Vang Vieng was first settled around 1353 as a staging post between Luang Prabang and Vientiane. Originally named Mouang Song after the body of the deceased King Phra Nha Phao of Phai Naam was seen floating down the river, the town was renamed Vang Vieng during French colonial rule in the 1890s.
Significant expansion of the town and its infrastructure occurred during the 1964-73 Vietnam War when the US constructed an air force base and runway that was used by Air America.
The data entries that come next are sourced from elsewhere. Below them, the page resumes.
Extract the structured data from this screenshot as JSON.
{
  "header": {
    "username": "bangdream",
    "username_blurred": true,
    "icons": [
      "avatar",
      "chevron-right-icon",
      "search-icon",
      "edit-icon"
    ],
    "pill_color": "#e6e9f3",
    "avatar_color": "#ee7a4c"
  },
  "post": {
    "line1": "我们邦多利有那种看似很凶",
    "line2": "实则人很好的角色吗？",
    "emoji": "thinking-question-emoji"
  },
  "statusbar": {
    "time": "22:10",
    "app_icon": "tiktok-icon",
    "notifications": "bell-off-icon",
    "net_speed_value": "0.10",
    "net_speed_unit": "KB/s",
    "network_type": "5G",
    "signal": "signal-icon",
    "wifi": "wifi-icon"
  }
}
The airstrip was then called "Lima site 6". In more recent times, the town has grown substantially due to the influx of backpackers attracted by the opportunities for adventure tourism in a limestone karst landscape.
Vang Vieng has become a backpacker-oriented town, with the main street featuring guest houses, bars, restaurants, internet cafes, tour agencies, and Western tourists Attractions of the town include inner tubing and kayaking on the Nam Song River, which, until the third quarter of 2012, was lined with bars selling Beer Lao and Lao-Lao, and equipped with rope swings, zip lines, swimming and diving into blue lagoon, and large decks for socializing.
Vang Vieng locals have organised themselves into a cooperative business association to sell tubing as an activity, in a system in which 1,555 participating households are divided into 10 village units, with each village unit taking its turn on a ten-day rotation to rent inner-tubes to the tourists.